Data for review
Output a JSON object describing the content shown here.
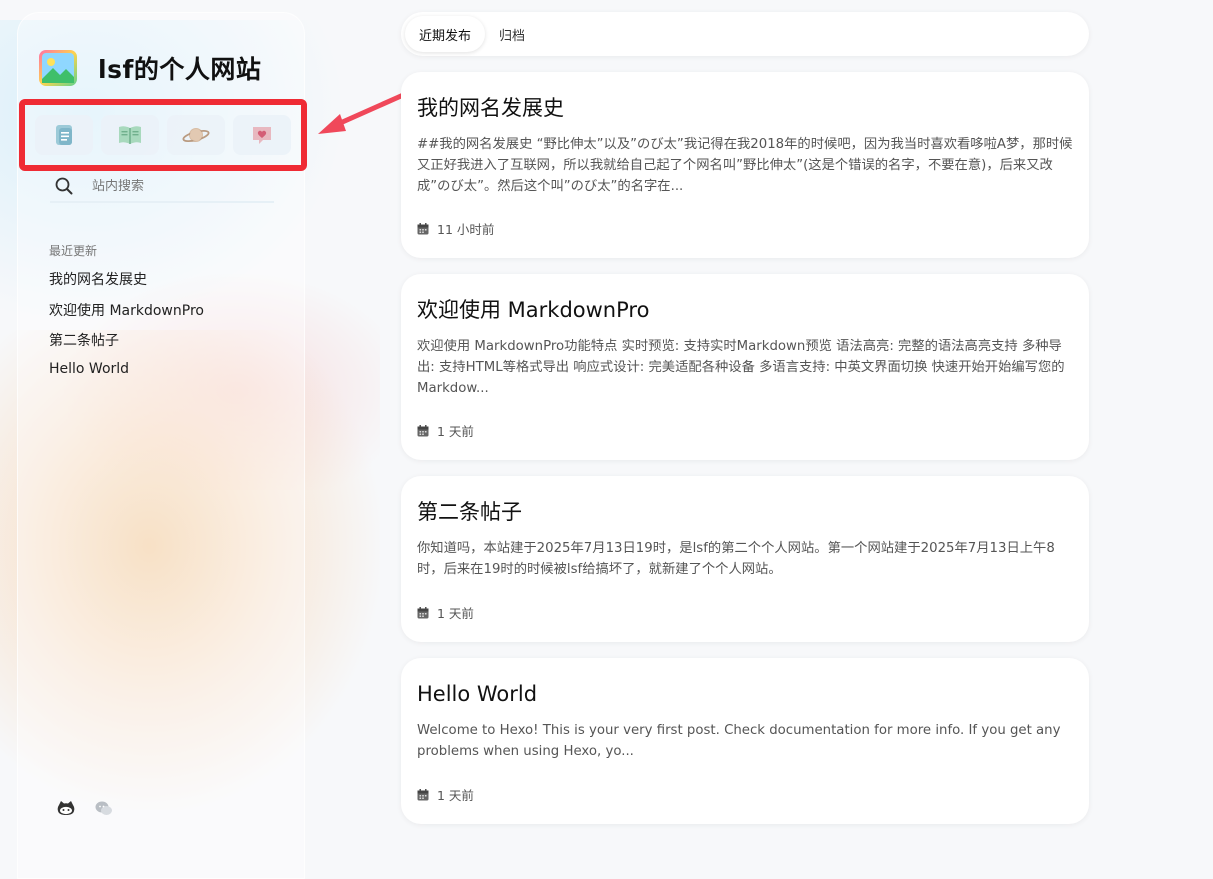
{
  "site": {
    "title": "lsf的个人网站"
  },
  "quick_nav": [
    {
      "icon": "document-icon",
      "color": "#7fb6c9"
    },
    {
      "icon": "book-icon",
      "color": "#8fc9a8"
    },
    {
      "icon": "planet-icon",
      "color": "#c7a98e"
    },
    {
      "icon": "heart-chat-icon",
      "color": "#d98a96"
    }
  ],
  "search": {
    "placeholder": "站内搜索"
  },
  "recent": {
    "title": "最近更新",
    "items": [
      "我的网名发展史",
      "欢迎使用 MarkdownPro",
      "第二条帖子",
      "Hello World"
    ]
  },
  "social": [
    "github-icon",
    "chat-icon"
  ],
  "tabs": [
    {
      "label": "近期发布",
      "active": true
    },
    {
      "label": "归档",
      "active": false
    }
  ],
  "posts": [
    {
      "title": "我的网名发展史",
      "excerpt": "##我的网名发展史 “野比伸太”以及”のび太”我记得在我2018年的时候吧，因为我当时喜欢看哆啦A梦，那时候又正好我进入了互联网，所以我就给自己起了个网名叫”野比伸太”(这是个错误的名字，不要在意)，后来又改成”のび太”。然后这个叫”のび太”的名字在...",
      "date": "11 小时前"
    },
    {
      "title": "欢迎使用 MarkdownPro",
      "excerpt": "欢迎使用 MarkdownPro功能特点 实时预览: 支持实时Markdown预览 语法高亮: 完整的语法高亮支持 多种导出: 支持HTML等格式导出 响应式设计: 完美适配各种设备 多语言支持: 中英文界面切换 快速开始开始编写您的Markdow...",
      "date": "1 天前"
    },
    {
      "title": "第二条帖子",
      "excerpt": "你知道吗，本站建于2025年7月13日19时，是lsf的第二个个人网站。第一个网站建于2025年7月13日上午8时，后来在19时的时候被lsf给搞坏了，就新建了个个人网站。",
      "date": "1 天前"
    },
    {
      "title": "Hello World",
      "excerpt": "Welcome to Hexo! This is your very first post. Check documentation for more info. If you get any problems when using Hexo, yo...",
      "date": "1 天前"
    }
  ],
  "colors": {
    "highlight_box": "#ef2b34",
    "annotation_arrow": "#f0485a"
  }
}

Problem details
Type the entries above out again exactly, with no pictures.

Solution
Output a JSON object describing the content shown here.
{
  "site": {
    "title": "lsf的个人网站"
  },
  "quick_nav": [
    {
      "icon": "document-icon",
      "color": "#7fb6c9"
    },
    {
      "icon": "book-icon",
      "color": "#8fc9a8"
    },
    {
      "icon": "planet-icon",
      "color": "#c7a98e"
    },
    {
      "icon": "heart-chat-icon",
      "color": "#d98a96"
    }
  ],
  "search": {
    "placeholder": "站内搜索"
  },
  "recent": {
    "title": "最近更新",
    "items": [
      "我的网名发展史",
      "欢迎使用 MarkdownPro",
      "第二条帖子",
      "Hello World"
    ]
  },
  "social": [
    "github-icon",
    "chat-icon"
  ],
  "tabs": [
    {
      "label": "近期发布",
      "active": true
    },
    {
      "label": "归档",
      "active": false
    }
  ],
  "posts": [
    {
      "title": "我的网名发展史",
      "excerpt": "##我的网名发展史 “野比伸太”以及”のび太”我记得在我2018年的时候吧，因为我当时喜欢看哆啦A梦，那时候又正好我进入了互联网，所以我就给自己起了个网名叫”野比伸太”(这是个错误的名字，不要在意)，后来又改成”のび太”。然后这个叫”のび太”的名字在...",
      "date": "11 小时前"
    },
    {
      "title": "欢迎使用 MarkdownPro",
      "excerpt": "欢迎使用 MarkdownPro功能特点 实时预览: 支持实时Markdown预览 语法高亮: 完整的语法高亮支持 多种导出: 支持HTML等格式导出 响应式设计: 完美适配各种设备 多语言支持: 中英文界面切换 快速开始开始编写您的Markdow...",
      "date": "1 天前"
    },
    {
      "title": "第二条帖子",
      "excerpt": "你知道吗，本站建于2025年7月13日19时，是lsf的第二个个人网站。第一个网站建于2025年7月13日上午8时，后来在19时的时候被lsf给搞坏了，就新建了个个人网站。",
      "date": "1 天前"
    },
    {
      "title": "Hello World",
      "excerpt": "Welcome to Hexo! This is your very first post. Check documentation for more info. If you get any problems when using Hexo, yo...",
      "date": "1 天前"
    }
  ],
  "colors": {
    "highlight_box": "#ef2b34",
    "annotation_arrow": "#f0485a"
  }
}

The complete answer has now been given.